Captain America behind me was so annoying. He was six feet of muscle. With a chiseled jaw and a small dimple on the left of his face, he was cute enough. If you were into All-American guys which I wasn’t.
“I love you , Mirriam. I’d never do anything to hurt you.” “I know. Besides, I’m meaner than you.” I chuckled, because replies like that were the reason I loved this girl.
Great review! Really sounds like a great story.
You are doing awesome on this challenge!!!
It is a good story, and I thought the cultural differences were really well described through the character’s actions.
thanks for stopping by, Michelle 🙂
Wow, sounds like this was kind of intense. I have to be in the right mood for stories with a war background (I know it’s not the setting, but still), but I’m very curious about this big explosive secret that you refer to!
Oh, yes, but I couldn’t talk about that without ruining the book. There is talk about the war, and some of it is hard to read, but the whole story is really beautiful, Wendy 🙂
Thanks for stopping by.
Sounds like a really interesting read. I haven’t heard of this one. Great review!
I stumbled upon it on Netgalley one day 😉 And it’s a good book.
Thanks for stopping by, Stormi.
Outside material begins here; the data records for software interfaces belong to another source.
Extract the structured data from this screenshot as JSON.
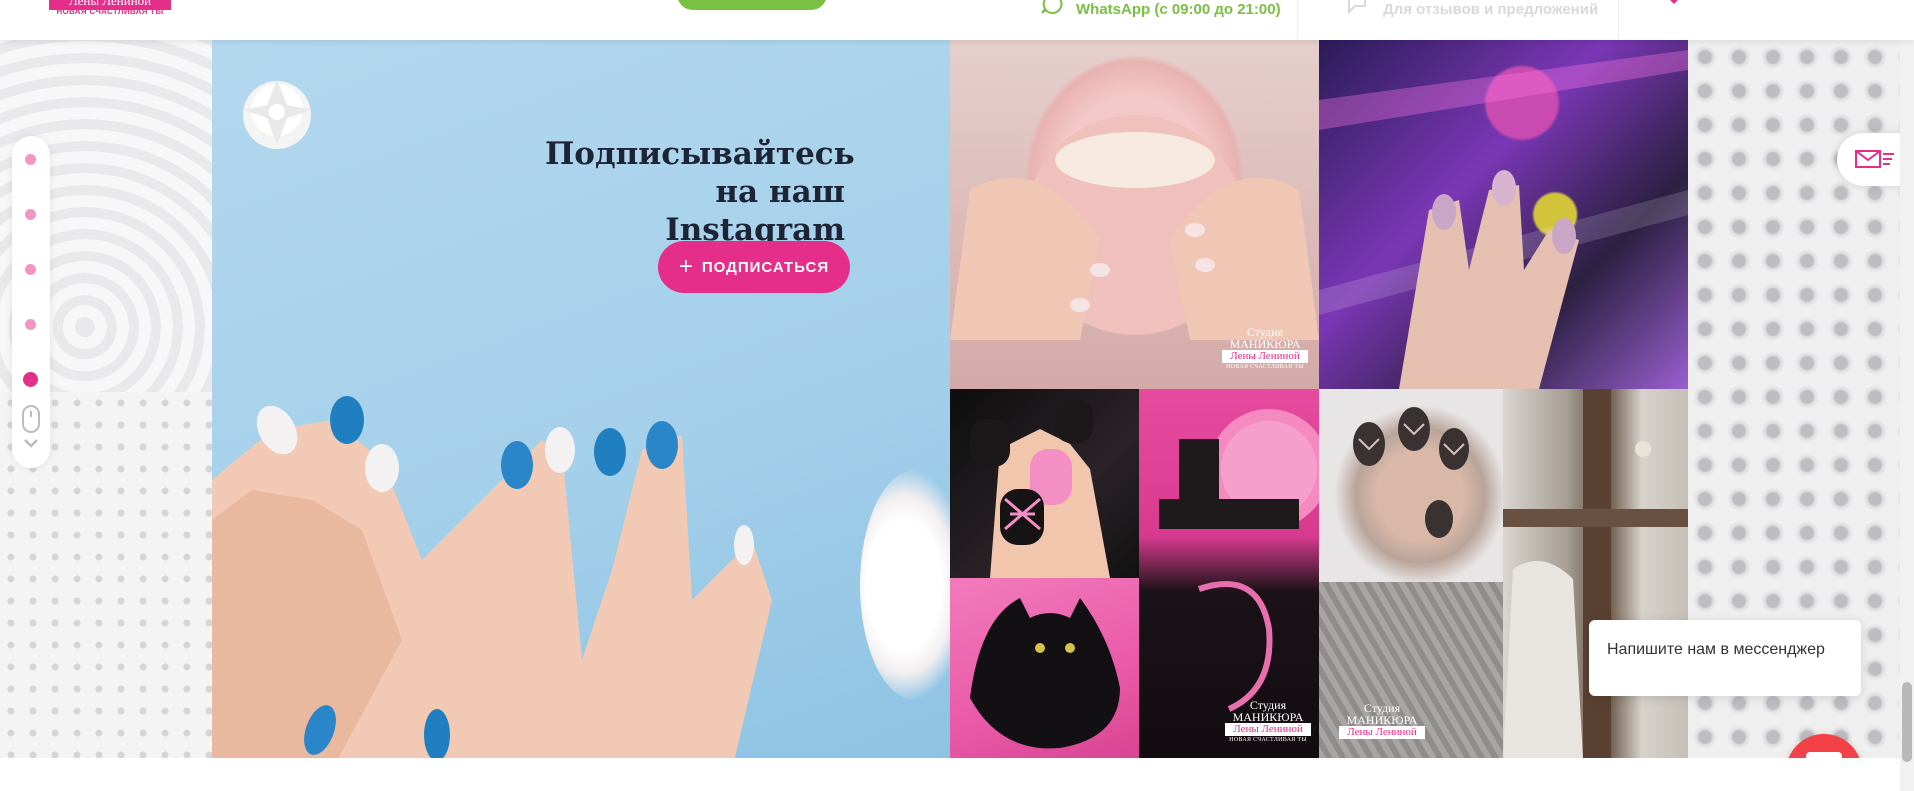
{
  "header": {
    "logo_title": "Лены Лениной",
    "logo_subtitle": "НОВАЯ СЧАСТЛИВАЯ ТЫ",
    "whatsapp_text": "WhatsApp (с 09:00 до 21:00)",
    "feedback_text": "Для отзывов и предложений",
    "colors": {
      "brand": "#e52e8a",
      "green": "#7ac043"
    }
  },
  "instagram_block": {
    "heading_line1": "Подписывайтесь",
    "heading_line2": "на наш Instagram",
    "subscribe_label": "ПОДПИСАТЬСЯ",
    "subscribe_icon": "plus-icon"
  },
  "watermark": {
    "line1": "Студия",
    "line2": "МАНИКЮРА",
    "line3": "Лены Лениной",
    "line4": "НОВАЯ СЧАСТЛИВАЯ ТЫ"
  },
  "dot_nav": {
    "active_index": 4,
    "count": 5
  },
  "chat": {
    "message": "Напишите нам в мессенджер"
  }
}
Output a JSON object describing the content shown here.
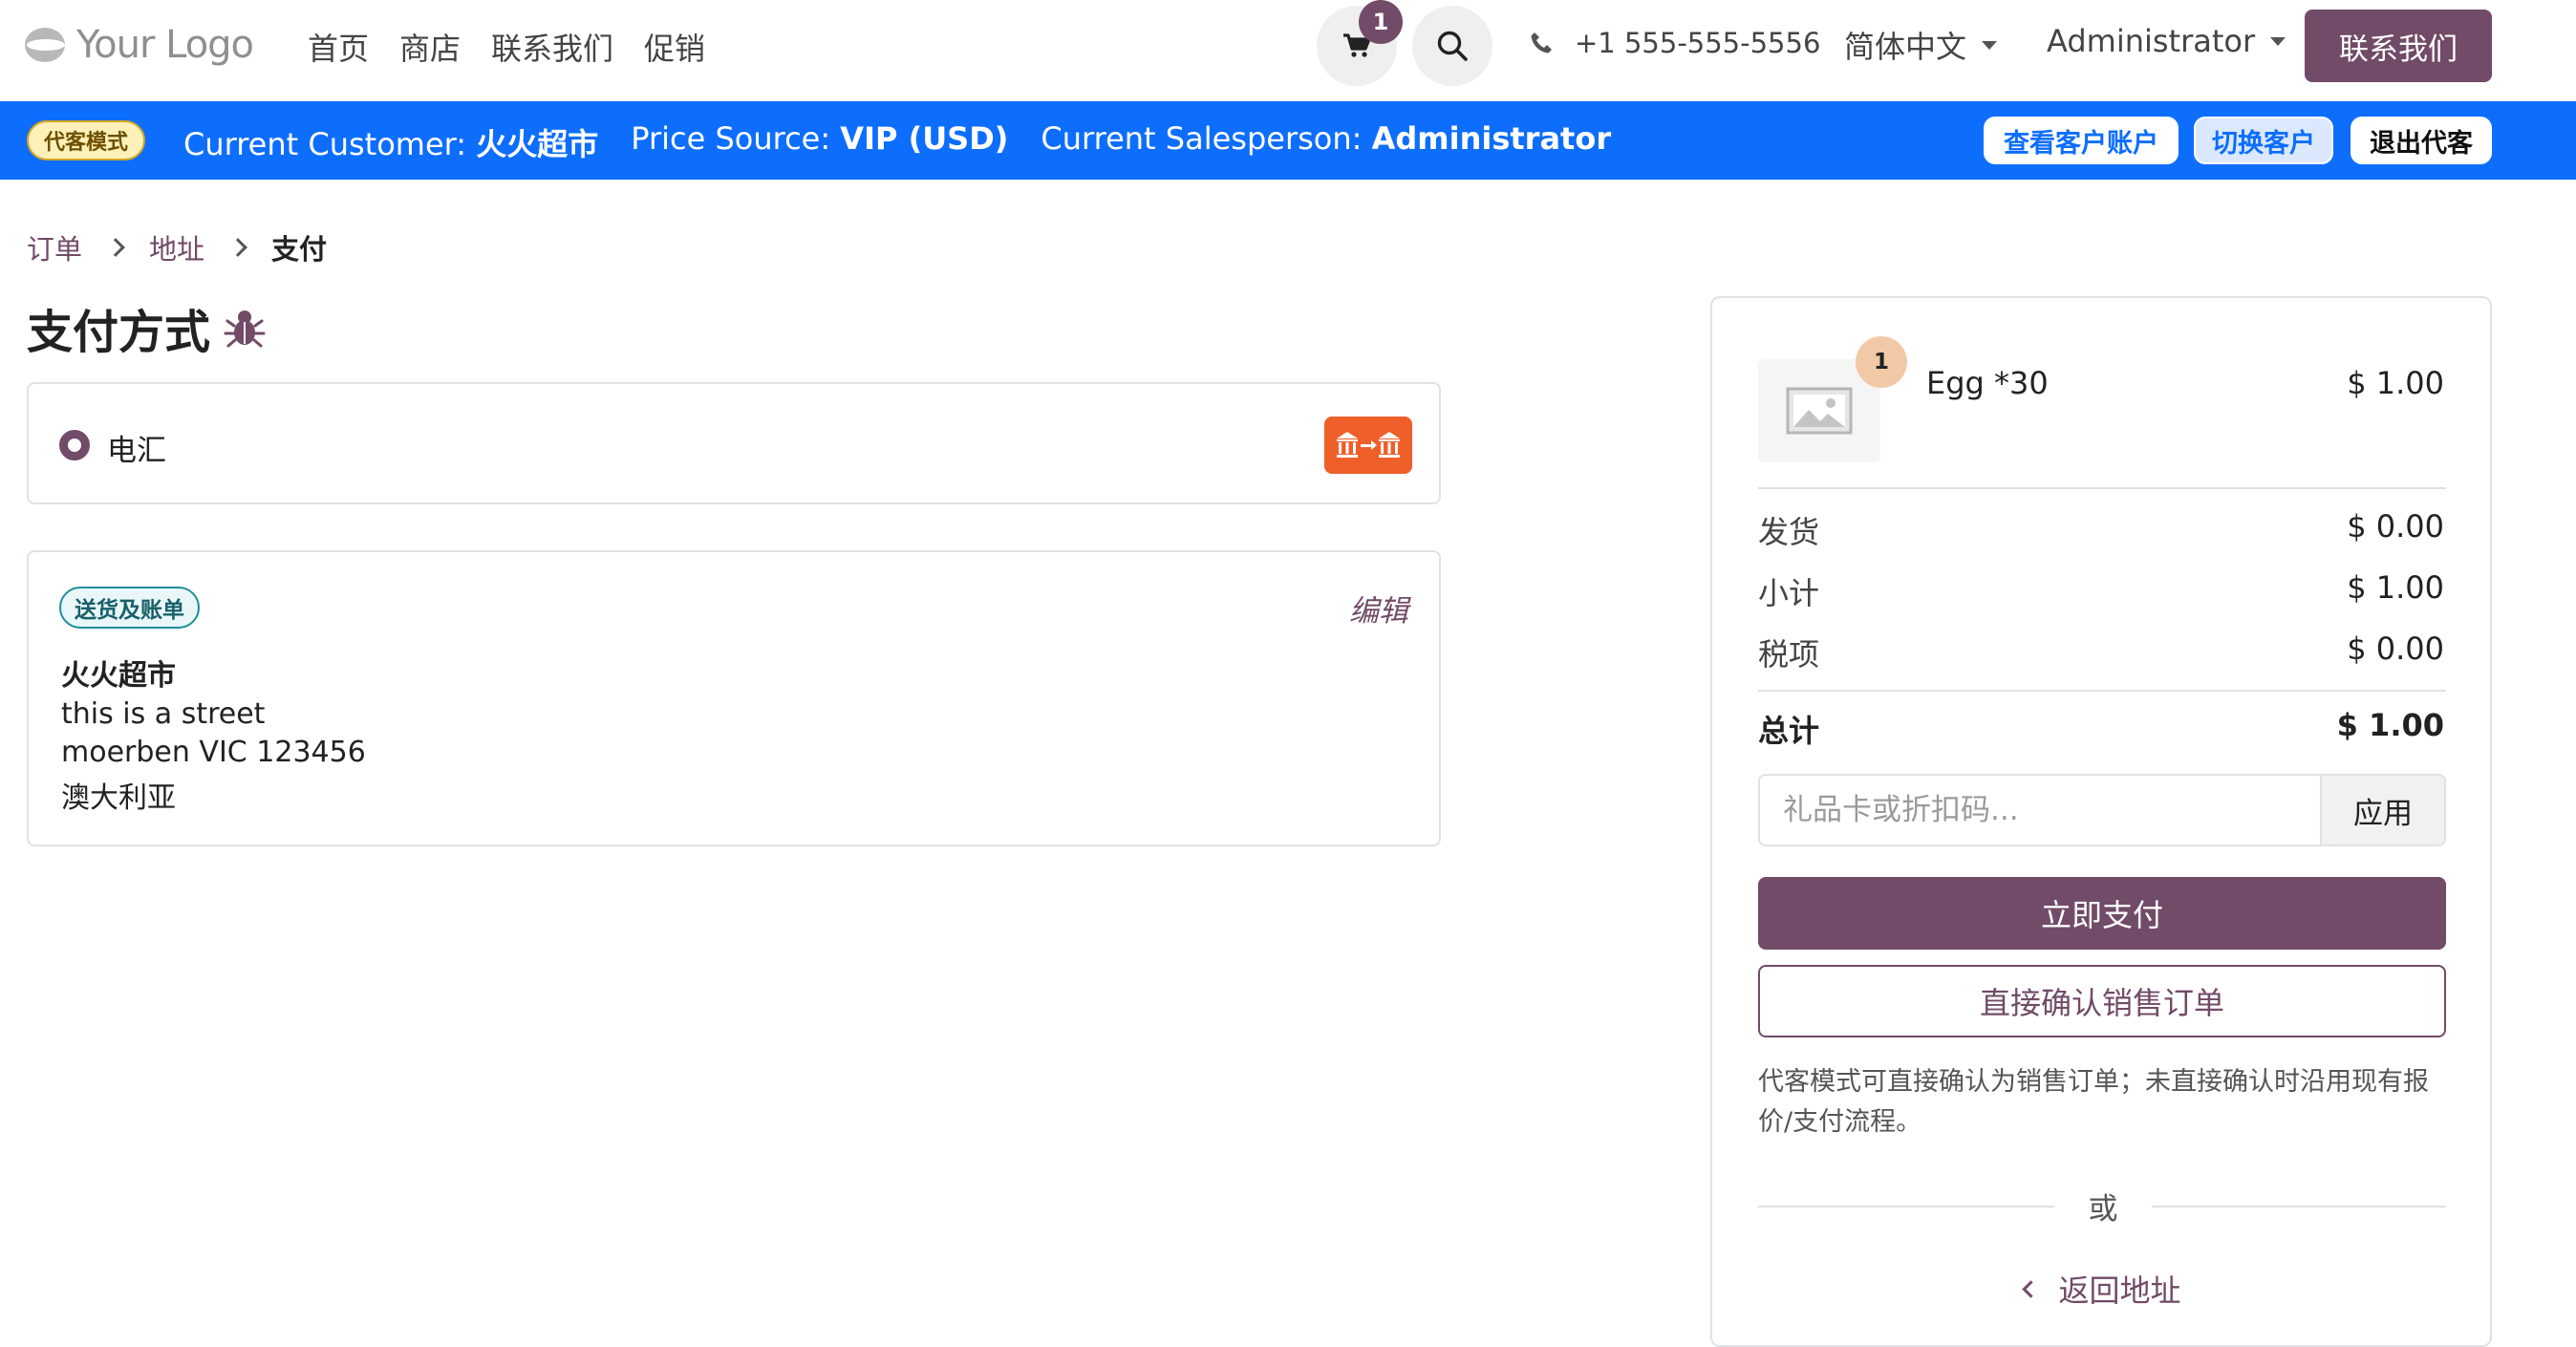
{
  "colors": {
    "brand": "#714b67",
    "agent_bar": "#0d6efd",
    "bank_icon_bg": "#ef5f2a"
  },
  "header": {
    "logo_text": "Your Logo",
    "nav": [
      "首页",
      "商店",
      "联系我们",
      "促销"
    ],
    "cart_count": "1",
    "phone": "+1 555-555-5556",
    "language": "简体中文",
    "user": "Administrator",
    "contact_button": "联系我们"
  },
  "agent_bar": {
    "badge": "代客模式",
    "customer_label": "Current Customer:",
    "customer_value": "火火超市",
    "price_label": "Price Source:",
    "price_value": "VIP (USD)",
    "salesperson_label": "Current Salesperson:",
    "salesperson_value": "Administrator",
    "view_account": "查看客户账户",
    "switch_customer": "切换客户",
    "exit_agent": "退出代客"
  },
  "breadcrumb": [
    "订单",
    "地址",
    "支付"
  ],
  "payment": {
    "title": "支付方式",
    "method_label": "电汇",
    "method_selected": true
  },
  "address": {
    "tag": "送货及账单",
    "edit": "编辑",
    "name": "火火超市",
    "lines": [
      "this is a street",
      "moerben VIC 123456",
      "澳大利亚"
    ]
  },
  "summary": {
    "product": {
      "qty": "1",
      "name": "Egg *30",
      "price": "$ 1.00"
    },
    "rows": [
      {
        "label": "发货",
        "value": "$ 0.00"
      },
      {
        "label": "小计",
        "value": "$ 1.00"
      },
      {
        "label": "税项",
        "value": "$ 0.00"
      }
    ],
    "total_label": "总计",
    "total_value": "$ 1.00",
    "promo_placeholder": "礼品卡或折扣码...",
    "promo_apply": "应用",
    "pay_now": "立即支付",
    "confirm_order": "直接确认销售订单",
    "note": "代客模式可直接确认为销售订单；未直接确认时沿用现有报价/支付流程。",
    "or": "或",
    "back": "返回地址"
  }
}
I’m glad you enjoyed this one, Lexxie. It’s a book on my TBR as well…I know you’re shocked! 😉 I like the idea of cultural differences as an element in the story. And how our culture or what we’re told by the media or our governments shape our opinions of the world…and how that opinion may not necessarily be sound or based in fact. Great review, as always, and I look forward to picking up this one myself.
Hope your test went well! *hugs*
Yes, Brandee, I’m so very shocked! It’s almost as if we were stalking each other’s bookshelves 😉
I’m pretty sure you’ll enjoy A Missing Peace, Brandee.
Thanks for stopping by *hugs*
ps – I think my test went OK… I was so tired, though who makes us have a test from 6pm-8pm? After all our classes are over for the day.
I love that this YA novel is taking on some much deeper issues than a lot of them do – multi cultural relations, war in Iraq… deep stuff. Sounds like one for the TBR! Great review!
Yes, definitely different from most YA stories these days, Berls. No vampires, either 😉
Thanks for stopping by.
Thanks so much for this kind review. I’m so glad you enjoyed this book.
Thanks for stopping by, Beth 🙂 I hope you are plotting your next story 🙂
I’ve written a book about Mirriam’s brother. No idea when it will be published but stay in touch with me and I’ll make sure I get you an ARC to review 😉